22 Responses to A Nobelist for Energy Secretary who gets both climate and energy efficiency?
No, I’m not talking Al Gore. The big buzz is about Dr. Steven Chu, the Nobel laureate director of the Lawrence Berkeley National Laboratory.
He would be a terrific choice for many reasons, as the Wonk Room has already noted, see Energy Secretary Contender Dr. Steven Chu: Transform The Energy Landscape To Save ‘A Beautiful Planet’.
I would add that the Department of Energy is probably the most science and technology intensive of all federal agencies, since it does far more than oversee the nation’s applied energy R&D programs.
The DOE oversees all of the national laboratories and many of the major physics labs. Chu not only has experience running a major federal science lab, the lab he runs is actually responsible for developing the technologies that have paid for all the clean energy research the tax payers have ever supported (see Energy efficiency, Part 5: The highest documented rate of return of any federal program).
And Chu definitely gets the urgent need to act on global warming. We were both speakers at an all day symposium to honor California Energy Commissioner Art Rosenfeld on the occasion of Art’s 80th birthday.
Click here if you want to see the video of his talk (he’s in Session Three). You’ll also see what is arguably the funniest talk I’ve ever given, if explaining how unlikely it is that we are going to avert catastrophic global warming can be funny.
As WonkRoom notes, in a “National Clean Energy Summit convened by the University of Nevada Las Vegas, Sen. Harry Reid (D-NV), and the Center for American Progress Action Fund, Dr. Chu described why he has moved from his background in experimental quantum physics to tackling global warming”:
Consider this. There’s about a 50 percent chance, the climate experts tell us, that in this century we will go up in temperature by three degrees Centigrade. Now, three degrees Centigrade doesn’t seem a lot to you, that’s 11° F. Chicago changes by 30° F in half a day. But 5° C means that … it’s the difference between where we are today and where we were in the last ice age. What did that mean? Canada, the United States down to Ohio and Pennsylvania, was covered in ice year round.
Five degrees Centigrade.
So think about what 5° C will mean going the other way. A very different world. So if you’d want that for your kids and grandkids, we can continue what we’re doing. Climate change of that scale will cause enormous resource wars, over water, arable land, and massive population displacements. We’re not talking about ten thousand people.

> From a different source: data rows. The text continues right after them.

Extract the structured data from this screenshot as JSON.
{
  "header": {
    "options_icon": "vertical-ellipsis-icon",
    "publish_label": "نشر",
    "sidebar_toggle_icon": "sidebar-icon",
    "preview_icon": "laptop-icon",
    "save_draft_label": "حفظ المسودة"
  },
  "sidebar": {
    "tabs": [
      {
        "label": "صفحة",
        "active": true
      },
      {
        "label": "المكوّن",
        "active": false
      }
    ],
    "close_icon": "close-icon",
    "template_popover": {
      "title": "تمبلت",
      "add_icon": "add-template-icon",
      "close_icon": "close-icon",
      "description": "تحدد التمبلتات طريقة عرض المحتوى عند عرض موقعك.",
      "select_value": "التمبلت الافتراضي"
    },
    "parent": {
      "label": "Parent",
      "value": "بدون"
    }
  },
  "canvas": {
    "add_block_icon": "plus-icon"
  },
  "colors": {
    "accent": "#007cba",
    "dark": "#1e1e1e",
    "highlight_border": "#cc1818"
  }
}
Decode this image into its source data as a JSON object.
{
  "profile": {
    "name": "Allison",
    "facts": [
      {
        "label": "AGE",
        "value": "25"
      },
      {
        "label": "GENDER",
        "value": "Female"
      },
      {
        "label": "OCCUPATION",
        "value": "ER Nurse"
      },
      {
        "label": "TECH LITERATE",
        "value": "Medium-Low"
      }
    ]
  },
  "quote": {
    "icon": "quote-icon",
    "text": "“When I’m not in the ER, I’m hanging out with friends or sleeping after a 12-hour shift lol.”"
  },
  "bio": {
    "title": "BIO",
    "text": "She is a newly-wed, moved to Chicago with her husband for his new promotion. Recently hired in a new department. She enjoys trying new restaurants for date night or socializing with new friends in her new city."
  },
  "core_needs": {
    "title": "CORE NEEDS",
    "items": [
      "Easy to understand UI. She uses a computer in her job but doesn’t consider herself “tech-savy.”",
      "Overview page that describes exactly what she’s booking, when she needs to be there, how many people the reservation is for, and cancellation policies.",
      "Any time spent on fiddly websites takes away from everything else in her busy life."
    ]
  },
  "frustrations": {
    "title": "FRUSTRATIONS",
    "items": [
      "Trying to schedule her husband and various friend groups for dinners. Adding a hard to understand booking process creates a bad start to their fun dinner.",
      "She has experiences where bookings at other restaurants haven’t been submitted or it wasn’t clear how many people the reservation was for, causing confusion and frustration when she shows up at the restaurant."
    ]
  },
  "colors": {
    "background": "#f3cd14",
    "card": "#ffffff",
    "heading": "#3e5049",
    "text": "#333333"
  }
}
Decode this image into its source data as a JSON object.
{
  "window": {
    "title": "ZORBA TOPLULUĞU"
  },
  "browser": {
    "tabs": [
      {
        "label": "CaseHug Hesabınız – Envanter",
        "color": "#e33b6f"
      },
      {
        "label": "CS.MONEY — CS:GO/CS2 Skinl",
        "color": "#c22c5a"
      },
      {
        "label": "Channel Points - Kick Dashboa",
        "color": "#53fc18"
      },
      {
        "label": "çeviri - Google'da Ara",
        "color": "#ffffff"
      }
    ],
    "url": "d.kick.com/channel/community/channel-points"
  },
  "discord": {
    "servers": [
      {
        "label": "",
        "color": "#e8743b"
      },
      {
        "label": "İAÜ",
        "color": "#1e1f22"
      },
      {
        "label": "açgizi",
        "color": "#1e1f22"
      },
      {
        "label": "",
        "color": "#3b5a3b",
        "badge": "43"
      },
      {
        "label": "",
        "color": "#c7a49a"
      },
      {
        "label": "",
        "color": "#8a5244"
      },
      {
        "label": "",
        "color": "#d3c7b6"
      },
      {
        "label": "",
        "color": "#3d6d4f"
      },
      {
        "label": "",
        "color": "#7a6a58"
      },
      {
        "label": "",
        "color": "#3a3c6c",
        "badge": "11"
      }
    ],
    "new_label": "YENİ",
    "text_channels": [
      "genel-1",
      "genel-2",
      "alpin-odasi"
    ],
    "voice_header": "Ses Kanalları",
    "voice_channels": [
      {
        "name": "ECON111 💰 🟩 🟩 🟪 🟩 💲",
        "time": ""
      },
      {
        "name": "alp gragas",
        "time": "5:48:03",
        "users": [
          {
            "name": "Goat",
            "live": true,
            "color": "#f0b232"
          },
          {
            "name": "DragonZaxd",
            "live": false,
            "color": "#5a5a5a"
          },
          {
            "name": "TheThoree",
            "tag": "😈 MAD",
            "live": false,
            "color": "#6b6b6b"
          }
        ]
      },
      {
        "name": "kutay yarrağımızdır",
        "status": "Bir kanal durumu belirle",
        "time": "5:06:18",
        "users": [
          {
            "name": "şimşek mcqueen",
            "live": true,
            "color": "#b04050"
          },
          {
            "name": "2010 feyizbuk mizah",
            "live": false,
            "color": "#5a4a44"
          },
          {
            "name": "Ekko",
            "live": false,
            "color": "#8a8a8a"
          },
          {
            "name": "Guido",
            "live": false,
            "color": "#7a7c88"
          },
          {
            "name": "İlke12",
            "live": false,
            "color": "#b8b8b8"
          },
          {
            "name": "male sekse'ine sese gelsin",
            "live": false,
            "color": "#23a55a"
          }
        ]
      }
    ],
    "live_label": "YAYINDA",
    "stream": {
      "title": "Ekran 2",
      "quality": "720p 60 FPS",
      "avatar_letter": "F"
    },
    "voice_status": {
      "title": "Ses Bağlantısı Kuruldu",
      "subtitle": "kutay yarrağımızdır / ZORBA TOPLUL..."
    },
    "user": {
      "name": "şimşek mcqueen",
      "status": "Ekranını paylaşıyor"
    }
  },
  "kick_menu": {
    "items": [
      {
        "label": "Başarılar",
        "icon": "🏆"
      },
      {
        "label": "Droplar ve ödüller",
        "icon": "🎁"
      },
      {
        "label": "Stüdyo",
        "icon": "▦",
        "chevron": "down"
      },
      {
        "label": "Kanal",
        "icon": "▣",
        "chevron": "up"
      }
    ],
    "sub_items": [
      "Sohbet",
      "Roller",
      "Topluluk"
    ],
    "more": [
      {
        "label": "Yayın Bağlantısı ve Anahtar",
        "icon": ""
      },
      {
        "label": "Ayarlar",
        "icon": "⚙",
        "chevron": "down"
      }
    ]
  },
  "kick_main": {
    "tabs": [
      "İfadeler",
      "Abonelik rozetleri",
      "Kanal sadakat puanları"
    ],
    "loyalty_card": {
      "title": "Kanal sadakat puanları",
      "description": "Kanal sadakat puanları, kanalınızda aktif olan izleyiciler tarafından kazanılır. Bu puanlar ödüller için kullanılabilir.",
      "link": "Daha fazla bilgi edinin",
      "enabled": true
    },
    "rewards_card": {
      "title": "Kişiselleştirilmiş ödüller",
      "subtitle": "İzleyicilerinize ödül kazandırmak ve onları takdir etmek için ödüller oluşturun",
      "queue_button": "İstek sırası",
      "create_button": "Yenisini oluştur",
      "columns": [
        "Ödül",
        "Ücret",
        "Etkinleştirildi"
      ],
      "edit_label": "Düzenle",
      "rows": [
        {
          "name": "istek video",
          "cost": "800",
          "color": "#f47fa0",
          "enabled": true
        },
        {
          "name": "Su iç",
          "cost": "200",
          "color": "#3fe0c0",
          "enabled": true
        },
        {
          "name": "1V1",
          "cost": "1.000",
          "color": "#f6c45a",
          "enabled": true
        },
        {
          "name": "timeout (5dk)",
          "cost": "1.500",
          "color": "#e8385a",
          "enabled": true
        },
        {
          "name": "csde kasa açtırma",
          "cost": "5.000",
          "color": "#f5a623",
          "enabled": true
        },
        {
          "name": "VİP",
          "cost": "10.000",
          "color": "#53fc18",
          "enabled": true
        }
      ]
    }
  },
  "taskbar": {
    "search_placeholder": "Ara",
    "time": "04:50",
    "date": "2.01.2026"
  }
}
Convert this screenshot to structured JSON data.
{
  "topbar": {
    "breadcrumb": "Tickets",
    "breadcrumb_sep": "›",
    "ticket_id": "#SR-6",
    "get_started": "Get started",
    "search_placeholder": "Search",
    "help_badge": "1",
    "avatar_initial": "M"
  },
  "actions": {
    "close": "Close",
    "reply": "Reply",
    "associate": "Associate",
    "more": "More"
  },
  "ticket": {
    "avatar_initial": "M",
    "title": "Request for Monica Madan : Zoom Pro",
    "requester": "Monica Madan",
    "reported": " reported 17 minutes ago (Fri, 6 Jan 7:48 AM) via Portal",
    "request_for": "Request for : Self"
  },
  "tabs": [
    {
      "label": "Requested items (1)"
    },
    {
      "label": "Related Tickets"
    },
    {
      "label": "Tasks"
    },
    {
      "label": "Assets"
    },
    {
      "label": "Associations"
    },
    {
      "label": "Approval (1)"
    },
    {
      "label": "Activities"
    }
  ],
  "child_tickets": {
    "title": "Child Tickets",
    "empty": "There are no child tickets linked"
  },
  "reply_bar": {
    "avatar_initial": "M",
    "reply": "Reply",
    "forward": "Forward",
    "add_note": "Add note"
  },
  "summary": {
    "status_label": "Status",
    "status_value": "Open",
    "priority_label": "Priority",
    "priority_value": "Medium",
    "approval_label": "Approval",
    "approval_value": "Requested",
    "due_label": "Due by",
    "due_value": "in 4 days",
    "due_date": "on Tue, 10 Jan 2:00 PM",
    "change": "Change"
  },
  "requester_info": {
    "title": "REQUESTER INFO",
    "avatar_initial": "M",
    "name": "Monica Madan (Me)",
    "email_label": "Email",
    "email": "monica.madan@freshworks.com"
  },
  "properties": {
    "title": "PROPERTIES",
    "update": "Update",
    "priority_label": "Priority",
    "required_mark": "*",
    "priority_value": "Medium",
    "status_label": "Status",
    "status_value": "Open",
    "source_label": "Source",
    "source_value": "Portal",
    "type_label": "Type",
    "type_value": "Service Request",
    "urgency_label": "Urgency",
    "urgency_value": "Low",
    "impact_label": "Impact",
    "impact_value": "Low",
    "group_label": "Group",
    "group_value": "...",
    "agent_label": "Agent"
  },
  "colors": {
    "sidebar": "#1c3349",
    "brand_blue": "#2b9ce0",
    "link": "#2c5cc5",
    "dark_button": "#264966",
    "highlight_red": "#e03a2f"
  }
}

We’re not talking about ten million people, we’re talking about hundreds of millions to billions of people being flooded out, permanently.
OK — Chu makes the same incredibly common mistake that even climate scientists like Lonnie Thompson do (see Another climate impact comes faster than predicted: Himalayan glaciers “decapitated”).
The climate experts (i.e. the IPCC reports) do not project a 50 percent chance of 3°C of warming by 2100. They project a range of warming that depends primarily on whether and how fast humanity reduces projected emissions. The 3°C figure is just the mid-range warming if humanity somehow achieves the amazing goal of stabilizing at 550 ppm this century.
On the current path of unrestricted emissions — a rate of increase in CO2 faster than even the most pessimistic IPCC scenario — the IPCC projects total warming at the surface would likely exceed 5°. And that, of course, assumes the IPCC models don’t in general underestimate future impacts or the climate’s true sensitivity, which all evidence suggests that they do (see “Scientists are Underestimating Climate Change, Part I” and “Stabilize at 350 ppm or risk ice-free planet, warn NASA, Yale, Sheffield, Versailles, Boston et al“). But I digress.
Chu would be a great choice.
And since he is a hardcore science and cleantech guy, he would be a perfect complement for the new point person at the White House on energy and climate — Carol Browner.